The human body is always attempting to maintain a stable and constant environment. This is also known as homeostasis. It is good that we don't have to worry about controlling our heart rate, body temperature, or digestion, but when it comes to getting into shape, we have to overcome homeostasis because our bodies attempt to stay where they are and they don't like it when we rock the boat.
There are 4 variables involved in the overload principle when developing a conditioning program. They are frequency, mode, duration, and intensity. The proper use of these components can help you overload your body and overcome homeostasis.
Frequency- This is the first component and obviously refers to how often one engages in a particular exercise or activity. The minimum frequency should be 3 times a week if you want to get results and improve. Many people work out 4-6 times a week depending on their time commitments, goals, and the exercise they participate in, which leads to the next variable, which is mode.
Mode- Is the type of activity you choose to participate in and could include things like running, swimming, yoga, weight lifting, etc. Your body will require more time to recover from more intense activities, but easier activities like walking can be done daily without any problem.
Duration- This is the length of time that one spends performing an exercise. Any amount of cardio or aerobic activity is good, but if someone really wants to start burning fat as a fuel source, it is ideal if they exercise for over 40 minutes. Resistance training is a different story. I think a person can get a great workout in half an hour or less, and they don't need to spend all day in the gym. One thing that will determine how long you exercise is the last variable of intensity.

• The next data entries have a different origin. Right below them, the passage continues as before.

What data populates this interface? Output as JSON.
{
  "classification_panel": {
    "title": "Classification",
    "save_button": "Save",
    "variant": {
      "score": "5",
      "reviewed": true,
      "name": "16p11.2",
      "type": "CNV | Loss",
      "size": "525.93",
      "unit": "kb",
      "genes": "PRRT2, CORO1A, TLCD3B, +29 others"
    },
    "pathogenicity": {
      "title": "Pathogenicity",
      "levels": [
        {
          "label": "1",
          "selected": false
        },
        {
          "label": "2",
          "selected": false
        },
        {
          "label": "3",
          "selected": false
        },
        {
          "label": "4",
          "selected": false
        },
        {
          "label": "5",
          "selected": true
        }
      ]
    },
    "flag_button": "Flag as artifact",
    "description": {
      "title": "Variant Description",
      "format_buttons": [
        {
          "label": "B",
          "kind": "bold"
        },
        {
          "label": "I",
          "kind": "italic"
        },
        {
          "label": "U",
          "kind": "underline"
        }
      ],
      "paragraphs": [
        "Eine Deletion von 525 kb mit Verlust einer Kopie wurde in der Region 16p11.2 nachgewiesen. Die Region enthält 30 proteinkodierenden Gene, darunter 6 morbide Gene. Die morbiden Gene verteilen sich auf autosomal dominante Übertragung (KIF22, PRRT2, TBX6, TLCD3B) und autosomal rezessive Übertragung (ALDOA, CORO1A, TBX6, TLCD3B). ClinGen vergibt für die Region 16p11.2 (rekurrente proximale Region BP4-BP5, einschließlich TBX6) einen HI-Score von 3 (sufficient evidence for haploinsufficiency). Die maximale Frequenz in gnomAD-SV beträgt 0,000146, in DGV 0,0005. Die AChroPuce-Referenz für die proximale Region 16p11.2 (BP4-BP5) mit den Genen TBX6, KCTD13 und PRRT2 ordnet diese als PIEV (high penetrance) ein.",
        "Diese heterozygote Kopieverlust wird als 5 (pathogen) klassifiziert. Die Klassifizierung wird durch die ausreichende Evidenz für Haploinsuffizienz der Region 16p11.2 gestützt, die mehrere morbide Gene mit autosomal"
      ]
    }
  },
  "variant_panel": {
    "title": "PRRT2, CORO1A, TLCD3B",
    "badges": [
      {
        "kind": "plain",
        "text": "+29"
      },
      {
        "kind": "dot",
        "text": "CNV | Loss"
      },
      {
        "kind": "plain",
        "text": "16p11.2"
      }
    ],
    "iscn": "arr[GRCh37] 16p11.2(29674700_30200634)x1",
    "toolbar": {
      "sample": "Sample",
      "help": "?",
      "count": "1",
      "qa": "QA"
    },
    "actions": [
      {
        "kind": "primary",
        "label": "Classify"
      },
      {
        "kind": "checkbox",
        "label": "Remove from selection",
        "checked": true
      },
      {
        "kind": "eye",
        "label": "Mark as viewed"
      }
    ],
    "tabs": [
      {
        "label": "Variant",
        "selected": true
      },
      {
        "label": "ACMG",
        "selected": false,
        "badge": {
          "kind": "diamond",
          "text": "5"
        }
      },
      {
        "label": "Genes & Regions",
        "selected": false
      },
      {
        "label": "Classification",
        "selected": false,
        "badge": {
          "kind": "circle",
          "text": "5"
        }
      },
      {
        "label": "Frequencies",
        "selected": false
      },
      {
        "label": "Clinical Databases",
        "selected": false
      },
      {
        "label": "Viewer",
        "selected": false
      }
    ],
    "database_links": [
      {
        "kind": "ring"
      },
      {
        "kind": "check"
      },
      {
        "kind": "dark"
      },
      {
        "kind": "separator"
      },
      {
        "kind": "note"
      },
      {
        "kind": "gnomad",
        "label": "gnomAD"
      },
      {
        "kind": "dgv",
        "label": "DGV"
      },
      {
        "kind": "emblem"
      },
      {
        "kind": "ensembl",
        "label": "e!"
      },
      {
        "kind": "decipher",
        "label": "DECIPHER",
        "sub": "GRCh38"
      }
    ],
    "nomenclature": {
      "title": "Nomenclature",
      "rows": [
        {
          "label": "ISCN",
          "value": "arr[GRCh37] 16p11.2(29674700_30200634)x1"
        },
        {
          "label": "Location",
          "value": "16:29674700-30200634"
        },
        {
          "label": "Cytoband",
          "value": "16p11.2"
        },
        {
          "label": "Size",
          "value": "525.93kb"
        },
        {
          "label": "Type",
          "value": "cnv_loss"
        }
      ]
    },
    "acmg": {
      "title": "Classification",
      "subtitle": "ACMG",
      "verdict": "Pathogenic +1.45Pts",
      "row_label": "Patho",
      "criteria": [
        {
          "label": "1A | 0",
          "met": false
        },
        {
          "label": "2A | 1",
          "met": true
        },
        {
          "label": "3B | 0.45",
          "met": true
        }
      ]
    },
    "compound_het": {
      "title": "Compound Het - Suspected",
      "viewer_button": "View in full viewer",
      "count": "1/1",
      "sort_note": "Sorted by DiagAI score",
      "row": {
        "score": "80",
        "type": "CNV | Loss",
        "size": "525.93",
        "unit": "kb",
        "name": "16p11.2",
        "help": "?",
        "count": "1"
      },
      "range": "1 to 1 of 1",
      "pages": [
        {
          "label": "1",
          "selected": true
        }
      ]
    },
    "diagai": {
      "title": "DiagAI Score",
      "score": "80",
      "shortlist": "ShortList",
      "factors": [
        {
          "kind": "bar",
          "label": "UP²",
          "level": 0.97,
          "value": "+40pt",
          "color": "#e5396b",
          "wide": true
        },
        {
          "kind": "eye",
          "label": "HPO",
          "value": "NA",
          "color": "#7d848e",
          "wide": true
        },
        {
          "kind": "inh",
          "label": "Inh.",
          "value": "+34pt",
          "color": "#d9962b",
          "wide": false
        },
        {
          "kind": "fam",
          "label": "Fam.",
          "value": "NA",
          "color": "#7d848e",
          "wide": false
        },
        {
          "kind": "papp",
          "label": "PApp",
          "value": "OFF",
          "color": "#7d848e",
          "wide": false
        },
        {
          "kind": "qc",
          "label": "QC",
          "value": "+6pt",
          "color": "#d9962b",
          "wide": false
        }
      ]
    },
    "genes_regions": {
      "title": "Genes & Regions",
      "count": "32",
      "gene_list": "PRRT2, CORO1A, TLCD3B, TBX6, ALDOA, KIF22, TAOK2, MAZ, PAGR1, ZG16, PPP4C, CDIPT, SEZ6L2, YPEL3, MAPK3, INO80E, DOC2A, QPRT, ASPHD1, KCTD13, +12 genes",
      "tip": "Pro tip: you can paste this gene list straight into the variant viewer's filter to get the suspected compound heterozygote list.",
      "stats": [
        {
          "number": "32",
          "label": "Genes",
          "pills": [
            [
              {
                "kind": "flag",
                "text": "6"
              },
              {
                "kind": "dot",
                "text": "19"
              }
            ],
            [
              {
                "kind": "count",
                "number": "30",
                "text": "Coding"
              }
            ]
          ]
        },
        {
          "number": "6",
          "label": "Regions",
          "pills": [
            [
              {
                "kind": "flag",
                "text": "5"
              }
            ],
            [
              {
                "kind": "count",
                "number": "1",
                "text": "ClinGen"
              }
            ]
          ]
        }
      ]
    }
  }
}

Intensity- Of all the variables, this one is often said to be the most important. The intensity is the amount of energy you expend while exercising and is what really determines your results. You can walk at a snails pace on a treadmill for hours without accomplishing much. If you don't exert yourself to the point of sweating or increasing your heart rate, then your intensity is too low. Intensity can be determined by measuring your heart rate. Obviously, if someone is a beginner or getting back into shape, they will want to ease into it and gradually build up their intensity to avoid injury. When you work out, make sure you are not just doing the exact same thing each session. If your body has adapted to your usual routine, then you may want to bump up the intensity to get better results.
When you design an exercise program, make sure and choose activities that you enjoy so you will stick with them, but you will also want to take into account the above principles in order to get the most of your workout.